### SUPPLIED MATERIAL
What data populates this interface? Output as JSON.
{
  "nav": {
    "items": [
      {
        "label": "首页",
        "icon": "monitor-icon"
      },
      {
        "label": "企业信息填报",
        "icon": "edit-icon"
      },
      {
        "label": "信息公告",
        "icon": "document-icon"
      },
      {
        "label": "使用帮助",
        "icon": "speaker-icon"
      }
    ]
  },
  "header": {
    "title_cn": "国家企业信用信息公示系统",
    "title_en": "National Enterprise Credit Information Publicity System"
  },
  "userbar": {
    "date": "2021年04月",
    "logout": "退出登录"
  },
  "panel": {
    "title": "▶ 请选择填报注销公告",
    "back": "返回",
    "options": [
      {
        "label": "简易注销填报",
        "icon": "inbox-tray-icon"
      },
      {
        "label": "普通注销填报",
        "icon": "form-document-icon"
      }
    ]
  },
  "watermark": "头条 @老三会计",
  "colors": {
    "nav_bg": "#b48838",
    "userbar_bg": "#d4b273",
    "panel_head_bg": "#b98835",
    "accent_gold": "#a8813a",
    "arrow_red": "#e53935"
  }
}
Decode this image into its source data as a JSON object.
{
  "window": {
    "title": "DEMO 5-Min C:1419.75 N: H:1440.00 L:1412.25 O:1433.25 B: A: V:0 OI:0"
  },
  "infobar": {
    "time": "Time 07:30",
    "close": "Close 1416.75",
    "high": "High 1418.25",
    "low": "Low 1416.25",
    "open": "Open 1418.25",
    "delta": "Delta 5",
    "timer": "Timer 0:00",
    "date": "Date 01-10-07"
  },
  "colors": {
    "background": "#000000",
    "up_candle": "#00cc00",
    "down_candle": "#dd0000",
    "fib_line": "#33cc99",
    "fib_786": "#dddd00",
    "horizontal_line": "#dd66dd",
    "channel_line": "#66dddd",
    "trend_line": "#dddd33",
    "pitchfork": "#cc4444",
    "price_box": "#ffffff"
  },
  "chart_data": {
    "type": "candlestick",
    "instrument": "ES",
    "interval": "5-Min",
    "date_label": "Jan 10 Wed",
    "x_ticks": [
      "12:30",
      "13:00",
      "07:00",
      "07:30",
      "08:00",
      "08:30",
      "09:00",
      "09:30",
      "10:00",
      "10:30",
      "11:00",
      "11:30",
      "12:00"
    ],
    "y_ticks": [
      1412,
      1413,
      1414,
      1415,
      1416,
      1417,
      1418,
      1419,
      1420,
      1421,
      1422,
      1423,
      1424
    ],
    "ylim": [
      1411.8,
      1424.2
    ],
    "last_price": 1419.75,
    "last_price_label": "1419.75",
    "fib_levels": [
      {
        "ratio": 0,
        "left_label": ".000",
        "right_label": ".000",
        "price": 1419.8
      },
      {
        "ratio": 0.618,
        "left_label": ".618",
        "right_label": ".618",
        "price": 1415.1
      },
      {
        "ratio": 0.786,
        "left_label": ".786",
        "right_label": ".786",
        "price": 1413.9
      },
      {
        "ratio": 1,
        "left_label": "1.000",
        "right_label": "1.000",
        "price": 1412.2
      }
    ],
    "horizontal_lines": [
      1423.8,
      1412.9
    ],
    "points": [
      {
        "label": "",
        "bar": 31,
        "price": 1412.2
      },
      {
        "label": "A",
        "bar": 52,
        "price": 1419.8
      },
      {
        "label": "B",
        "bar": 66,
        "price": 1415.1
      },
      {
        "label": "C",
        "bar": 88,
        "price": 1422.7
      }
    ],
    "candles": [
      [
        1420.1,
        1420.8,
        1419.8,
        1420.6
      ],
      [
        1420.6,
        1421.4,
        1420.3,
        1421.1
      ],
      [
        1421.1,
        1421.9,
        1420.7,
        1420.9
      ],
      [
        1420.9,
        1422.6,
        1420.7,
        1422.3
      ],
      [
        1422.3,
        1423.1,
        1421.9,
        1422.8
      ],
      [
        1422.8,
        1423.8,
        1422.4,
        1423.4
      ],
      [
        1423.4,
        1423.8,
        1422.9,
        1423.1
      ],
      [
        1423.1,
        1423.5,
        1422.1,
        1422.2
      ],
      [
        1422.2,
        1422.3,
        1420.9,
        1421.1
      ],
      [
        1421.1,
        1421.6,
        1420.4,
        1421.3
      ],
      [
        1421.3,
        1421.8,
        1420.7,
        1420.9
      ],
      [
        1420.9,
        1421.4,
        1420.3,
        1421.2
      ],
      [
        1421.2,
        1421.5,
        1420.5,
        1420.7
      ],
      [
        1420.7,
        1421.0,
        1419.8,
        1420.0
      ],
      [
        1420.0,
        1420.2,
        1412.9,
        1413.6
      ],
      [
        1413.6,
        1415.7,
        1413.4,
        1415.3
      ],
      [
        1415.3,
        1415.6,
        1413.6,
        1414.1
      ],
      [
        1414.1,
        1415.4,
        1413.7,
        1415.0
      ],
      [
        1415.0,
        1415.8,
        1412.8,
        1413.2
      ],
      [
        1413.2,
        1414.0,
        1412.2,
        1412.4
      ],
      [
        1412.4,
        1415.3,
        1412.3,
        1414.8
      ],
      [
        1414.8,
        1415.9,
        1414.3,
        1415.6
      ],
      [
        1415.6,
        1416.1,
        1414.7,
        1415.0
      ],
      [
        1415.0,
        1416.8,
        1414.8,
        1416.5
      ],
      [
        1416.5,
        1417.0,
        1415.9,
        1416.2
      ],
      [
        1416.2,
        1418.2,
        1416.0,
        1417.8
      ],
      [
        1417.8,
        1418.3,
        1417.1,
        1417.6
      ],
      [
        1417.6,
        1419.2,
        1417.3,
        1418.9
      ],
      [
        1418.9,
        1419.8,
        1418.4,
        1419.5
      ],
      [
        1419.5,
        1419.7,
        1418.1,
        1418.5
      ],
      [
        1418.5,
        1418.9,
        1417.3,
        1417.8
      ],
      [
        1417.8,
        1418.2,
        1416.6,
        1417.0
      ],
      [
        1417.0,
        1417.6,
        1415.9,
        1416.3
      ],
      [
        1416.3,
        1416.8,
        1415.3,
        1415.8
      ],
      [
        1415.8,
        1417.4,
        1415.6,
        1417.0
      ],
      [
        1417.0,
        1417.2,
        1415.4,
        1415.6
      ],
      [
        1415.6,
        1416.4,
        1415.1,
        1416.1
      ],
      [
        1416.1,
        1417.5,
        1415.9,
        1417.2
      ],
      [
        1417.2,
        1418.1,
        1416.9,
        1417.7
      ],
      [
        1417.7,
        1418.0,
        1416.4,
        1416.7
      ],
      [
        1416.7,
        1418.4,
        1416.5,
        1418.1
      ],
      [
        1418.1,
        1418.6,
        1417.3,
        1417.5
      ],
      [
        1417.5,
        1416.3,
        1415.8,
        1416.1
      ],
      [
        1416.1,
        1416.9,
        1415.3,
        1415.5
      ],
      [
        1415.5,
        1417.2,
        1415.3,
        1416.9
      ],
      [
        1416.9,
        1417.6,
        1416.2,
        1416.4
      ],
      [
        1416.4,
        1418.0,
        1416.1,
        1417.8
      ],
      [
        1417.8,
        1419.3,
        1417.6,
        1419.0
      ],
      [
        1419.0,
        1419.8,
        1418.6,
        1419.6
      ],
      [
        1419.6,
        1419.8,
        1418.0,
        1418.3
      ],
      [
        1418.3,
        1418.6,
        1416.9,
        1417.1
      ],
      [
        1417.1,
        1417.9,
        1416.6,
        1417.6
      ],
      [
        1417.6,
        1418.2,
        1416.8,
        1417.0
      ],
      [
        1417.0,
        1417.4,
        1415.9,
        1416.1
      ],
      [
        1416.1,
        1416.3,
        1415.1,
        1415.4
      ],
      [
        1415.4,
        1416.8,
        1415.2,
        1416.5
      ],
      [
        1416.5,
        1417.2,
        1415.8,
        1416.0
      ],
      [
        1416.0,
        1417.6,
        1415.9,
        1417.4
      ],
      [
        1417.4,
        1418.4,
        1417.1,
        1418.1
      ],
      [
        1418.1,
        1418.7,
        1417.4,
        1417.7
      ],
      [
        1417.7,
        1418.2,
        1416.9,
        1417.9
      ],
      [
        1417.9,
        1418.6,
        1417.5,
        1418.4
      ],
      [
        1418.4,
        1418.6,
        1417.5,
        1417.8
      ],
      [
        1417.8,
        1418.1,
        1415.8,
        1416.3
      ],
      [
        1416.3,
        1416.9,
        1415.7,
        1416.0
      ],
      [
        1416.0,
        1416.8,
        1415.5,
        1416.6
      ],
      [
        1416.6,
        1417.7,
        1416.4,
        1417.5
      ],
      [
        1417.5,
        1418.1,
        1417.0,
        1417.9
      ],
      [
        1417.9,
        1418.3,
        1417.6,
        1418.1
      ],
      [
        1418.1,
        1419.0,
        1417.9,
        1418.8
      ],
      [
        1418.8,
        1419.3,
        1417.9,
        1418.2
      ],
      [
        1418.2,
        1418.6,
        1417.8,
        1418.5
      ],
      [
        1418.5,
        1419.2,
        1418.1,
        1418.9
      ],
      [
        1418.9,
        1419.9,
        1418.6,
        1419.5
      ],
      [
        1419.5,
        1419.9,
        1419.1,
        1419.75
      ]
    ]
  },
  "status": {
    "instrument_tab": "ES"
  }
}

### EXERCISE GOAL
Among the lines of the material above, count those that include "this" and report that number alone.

### EXERCISE OUTPUT
2